I married myself in 2014 and after an article in the Guardian newspaper went viral six months later, the story about my decision was featured in press around the world. I've been interviewed about the topic time and time again, for radio, TV and print. It wasn't until a recent walk in an Austrian forest though, that I felt I had much to share on the topic of self-love.
I had the first walk-in session last week at the Arts Theatre and it was a hit - if a walk-in session can be a hit. People came in in all sizes; young, old, straight, gay, all nations represented. It's pretty clear everyone wants and needs to talk, just to feel heard and understood by compassionate people who feel the same.
There are over 1billion young people aged 10-19 globally and at least one in five will have diagnosable mental health conditions in their lives, mostly rooted in experiences before the age of fourteen. Key contributors to this are adverse family, school and community circumstances as well as genetics, poverty, lack of jobs, poor nutrition, physical health conditions, conflict and trauma.
An enormous benefit of mindfulness is that you get a free ticket to that rare destination: the present. Okay, I hear you say, 'What's so great about being in the present moment? What if I don't want to stare at a butterfly wing or hear the single ting of a windchime? I have places to go, people to meet.'
During my career as a psychologist in clinical practice, if there's one word I have heard more than any other from the thousands of patients I have consulted with it's 'sex',. However, in 2015 the frequency and depth of sex in my patients' lives appeared to increase in its importance, seemingly due to the ever increasingly sexualised and consumerist society we live in.
First, let's take this back a notch and explore what mindfulness is. A dictionary will tell you that it's a mental state in which you acknowledge what you're doing, feeling and being in any one moment.
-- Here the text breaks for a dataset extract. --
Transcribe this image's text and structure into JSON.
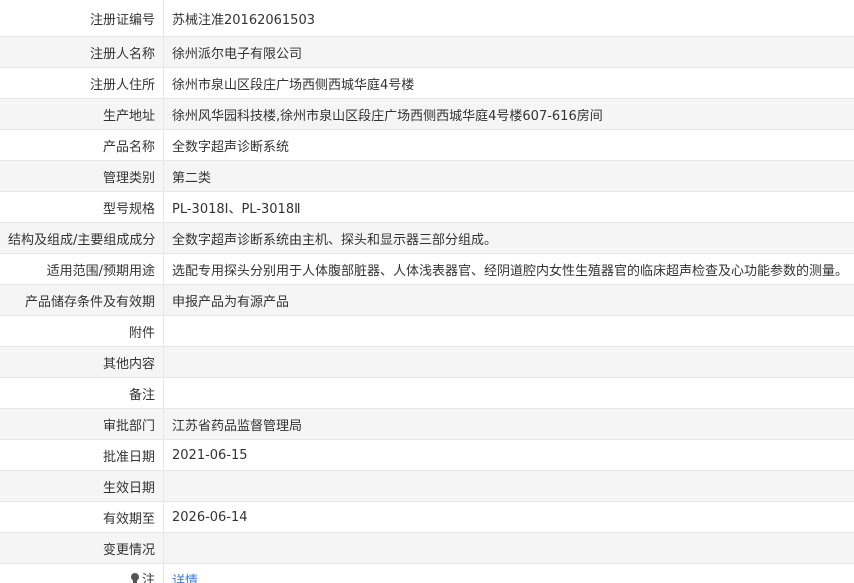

It's a feeling of inner consciousness, a sense of greater awareness. Basically it's just paying attention properly.
Compassion is there, in all of us, we don't need to create it, just cultivate it. Engaging with compassion meditations is an excellent way to bring more your way. Just sitting and wishing those around you well, visualising others happiness as well as your own is the start of a greater experience of compassion.